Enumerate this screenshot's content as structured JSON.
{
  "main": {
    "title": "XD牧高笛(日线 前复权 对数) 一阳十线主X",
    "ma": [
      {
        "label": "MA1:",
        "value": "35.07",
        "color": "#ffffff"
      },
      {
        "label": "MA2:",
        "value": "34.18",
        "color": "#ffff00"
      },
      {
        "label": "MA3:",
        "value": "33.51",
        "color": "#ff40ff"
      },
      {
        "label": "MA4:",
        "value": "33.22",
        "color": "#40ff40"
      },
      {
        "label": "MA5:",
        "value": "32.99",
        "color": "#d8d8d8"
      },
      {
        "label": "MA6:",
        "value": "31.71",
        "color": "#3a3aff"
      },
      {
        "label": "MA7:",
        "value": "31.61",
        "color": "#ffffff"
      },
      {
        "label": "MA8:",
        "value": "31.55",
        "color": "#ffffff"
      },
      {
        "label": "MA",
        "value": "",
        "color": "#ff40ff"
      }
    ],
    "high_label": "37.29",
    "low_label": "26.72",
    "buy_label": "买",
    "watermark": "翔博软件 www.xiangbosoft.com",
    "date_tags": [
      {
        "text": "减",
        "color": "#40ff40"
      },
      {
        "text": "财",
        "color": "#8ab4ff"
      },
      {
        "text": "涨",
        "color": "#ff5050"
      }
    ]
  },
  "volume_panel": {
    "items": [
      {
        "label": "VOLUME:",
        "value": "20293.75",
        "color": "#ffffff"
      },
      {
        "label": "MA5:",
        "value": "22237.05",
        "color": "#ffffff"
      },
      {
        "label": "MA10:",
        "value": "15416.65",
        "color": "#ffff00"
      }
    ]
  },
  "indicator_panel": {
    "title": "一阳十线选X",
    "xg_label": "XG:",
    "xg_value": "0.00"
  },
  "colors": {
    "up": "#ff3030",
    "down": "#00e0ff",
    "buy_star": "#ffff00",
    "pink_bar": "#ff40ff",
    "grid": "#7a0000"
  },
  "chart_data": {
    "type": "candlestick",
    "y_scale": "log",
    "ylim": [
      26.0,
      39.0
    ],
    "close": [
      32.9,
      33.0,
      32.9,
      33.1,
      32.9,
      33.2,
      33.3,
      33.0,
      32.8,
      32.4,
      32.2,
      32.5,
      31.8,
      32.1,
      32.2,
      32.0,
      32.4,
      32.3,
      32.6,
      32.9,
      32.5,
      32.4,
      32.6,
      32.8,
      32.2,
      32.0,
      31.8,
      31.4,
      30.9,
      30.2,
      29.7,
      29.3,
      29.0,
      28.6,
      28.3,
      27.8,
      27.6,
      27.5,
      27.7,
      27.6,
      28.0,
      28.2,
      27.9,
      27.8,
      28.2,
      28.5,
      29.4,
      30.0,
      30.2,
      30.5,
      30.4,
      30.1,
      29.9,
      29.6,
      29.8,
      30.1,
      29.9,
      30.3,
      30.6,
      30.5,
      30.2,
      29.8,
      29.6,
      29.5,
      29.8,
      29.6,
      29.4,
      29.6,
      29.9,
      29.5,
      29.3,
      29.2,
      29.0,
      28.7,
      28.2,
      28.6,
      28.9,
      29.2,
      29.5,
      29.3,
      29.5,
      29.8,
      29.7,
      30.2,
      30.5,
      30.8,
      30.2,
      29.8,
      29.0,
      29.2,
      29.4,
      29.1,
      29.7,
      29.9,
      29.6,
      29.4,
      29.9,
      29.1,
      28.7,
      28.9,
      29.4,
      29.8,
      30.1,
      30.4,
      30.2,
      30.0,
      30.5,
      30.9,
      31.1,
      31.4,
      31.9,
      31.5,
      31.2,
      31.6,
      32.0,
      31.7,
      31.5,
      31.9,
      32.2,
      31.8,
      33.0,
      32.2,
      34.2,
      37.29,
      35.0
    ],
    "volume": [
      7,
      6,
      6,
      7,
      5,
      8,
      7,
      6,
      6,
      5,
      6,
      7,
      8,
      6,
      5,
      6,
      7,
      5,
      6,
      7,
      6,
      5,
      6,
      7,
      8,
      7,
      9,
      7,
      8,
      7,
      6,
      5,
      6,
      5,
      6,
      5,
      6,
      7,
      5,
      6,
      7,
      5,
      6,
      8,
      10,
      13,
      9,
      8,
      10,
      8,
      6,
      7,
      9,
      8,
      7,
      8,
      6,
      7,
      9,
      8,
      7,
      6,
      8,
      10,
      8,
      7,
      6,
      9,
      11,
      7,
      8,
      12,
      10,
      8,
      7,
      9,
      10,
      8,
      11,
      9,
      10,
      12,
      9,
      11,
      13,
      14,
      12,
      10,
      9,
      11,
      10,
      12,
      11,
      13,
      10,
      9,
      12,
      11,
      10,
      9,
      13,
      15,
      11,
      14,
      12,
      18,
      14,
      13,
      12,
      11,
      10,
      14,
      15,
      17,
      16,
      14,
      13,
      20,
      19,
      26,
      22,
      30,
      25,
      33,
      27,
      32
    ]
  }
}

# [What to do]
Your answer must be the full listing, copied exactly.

# [Problem solution]
Enumerate this screenshot's content as structured JSON.
{
  "main": {
    "title": "XD牧高笛(日线 前复权 对数) 一阳十线主X",
    "ma": [
      {
        "label": "MA1:",
        "value": "35.07",
        "color": "#ffffff"
      },
      {
        "label": "MA2:",
        "value": "34.18",
        "color": "#ffff00"
      },
      {
        "label": "MA3:",
        "value": "33.51",
        "color": "#ff40ff"
      },
      {
        "label": "MA4:",
        "value": "33.22",
        "color": "#40ff40"
      },
      {
        "label": "MA5:",
        "value": "32.99",
        "color": "#d8d8d8"
      },
      {
        "label": "MA6:",
        "value": "31.71",
        "color": "#3a3aff"
      },
      {
        "label": "MA7:",
        "value": "31.61",
        "color": "#ffffff"
      },
      {
        "label": "MA8:",
        "value": "31.55",
        "color": "#ffffff"
      },
      {
        "label": "MA",
        "value": "",
        "color": "#ff40ff"
      }
    ],
    "high_label": "37.29",
    "low_label": "26.72",
    "buy_label": "买",
    "watermark": "翔博软件 www.xiangbosoft.com",
    "date_tags": [
      {
        "text": "减",
        "color": "#40ff40"
      },
      {
        "text": "财",
        "color": "#8ab4ff"
      },
      {
        "text": "涨",
        "color": "#ff5050"
      }
    ]
  },
  "volume_panel": {
    "items": [
      {
        "label": "VOLUME:",
        "value": "20293.75",
        "color": "#ffffff"
      },
      {
        "label": "MA5:",
        "value": "22237.05",
        "color": "#ffffff"
      },
      {
        "label": "MA10:",
        "value": "15416.65",
        "color": "#ffff00"
      }
    ]
  },
  "indicator_panel": {
    "title": "一阳十线选X",
    "xg_label": "XG:",
    "xg_value": "0.00"
  },
  "colors": {
    "up": "#ff3030",
    "down": "#00e0ff",
    "buy_star": "#ffff00",
    "pink_bar": "#ff40ff",
    "grid": "#7a0000"
  },
  "chart_data": {
    "type": "candlestick",
    "y_scale": "log",
    "ylim": [
      26.0,
      39.0
    ],
    "close": [
      32.9,
      33.0,
      32.9,
      33.1,
      32.9,
      33.2,
      33.3,
      33.0,
      32.8,
      32.4,
      32.2,
      32.5,
      31.8,
      32.1,
      32.2,
      32.0,
      32.4,
      32.3,
      32.6,
      32.9,
      32.5,
      32.4,
      32.6,
      32.8,
      32.2,
      32.0,
      31.8,
      31.4,
      30.9,
      30.2,
      29.7,
      29.3,
      29.0,
      28.6,
      28.3,
      27.8,
      27.6,
      27.5,
      27.7,
      27.6,
      28.0,
      28.2,
      27.9,
      27.8,
      28.2,
      28.5,
      29.4,
      30.0,
      30.2,
      30.5,
      30.4,
      30.1,
      29.9,
      29.6,
      29.8,
      30.1,
      29.9,
      30.3,
      30.6,
      30.5,
      30.2,
      29.8,
      29.6,
      29.5,
      29.8,
      29.6,
      29.4,
      29.6,
      29.9,
      29.5,
      29.3,
      29.2,
      29.0,
      28.7,
      28.2,
      28.6,
      28.9,
      29.2,
      29.5,
      29.3,
      29.5,
      29.8,
      29.7,
      30.2,
      30.5,
      30.8,
      30.2,
      29.8,
      29.0,
      29.2,
      29.4,
      29.1,
      29.7,
      29.9,
      29.6,
      29.4,
      29.9,
      29.1,
      28.7,
      28.9,
      29.4,
      29.8,
      30.1,
      30.4,
      30.2,
      30.0,
      30.5,
      30.9,
      31.1,
      31.4,
      31.9,
      31.5,
      31.2,
      31.6,
      32.0,
      31.7,
      31.5,
      31.9,
      32.2,
      31.8,
      33.0,
      32.2,
      34.2,
      37.29,
      35.0
    ],
    "volume": [
      7,
      6,
      6,
      7,
      5,
      8,
      7,
      6,
      6,
      5,
      6,
      7,
      8,
      6,
      5,
      6,
      7,
      5,
      6,
      7,
      6,
      5,
      6,
      7,
      8,
      7,
      9,
      7,
      8,
      7,
      6,
      5,
      6,
      5,
      6,
      5,
      6,
      7,
      5,
      6,
      7,
      5,
      6,
      8,
      10,
      13,
      9,
      8,
      10,
      8,
      6,
      7,
      9,
      8,
      7,
      8,
      6,
      7,
      9,
      8,
      7,
      6,
      8,
      10,
      8,
      7,
      6,
      9,
      11,
      7,
      8,
      12,
      10,
      8,
      7,
      9,
      10,
      8,
      11,
      9,
      10,
      12,
      9,
      11,
      13,
      14,
      12,
      10,
      9,
      11,
      10,
      12,
      11,
      13,
      10,
      9,
      12,
      11,
      10,
      9,
      13,
      15,
      11,
      14,
      12,
      18,
      14,
      13,
      12,
      11,
      10,
      14,
      15,
      17,
      16,
      14,
      13,
      20,
      19,
      26,
      22,
      30,
      25,
      33,
      27,
      32
    ]
  }
}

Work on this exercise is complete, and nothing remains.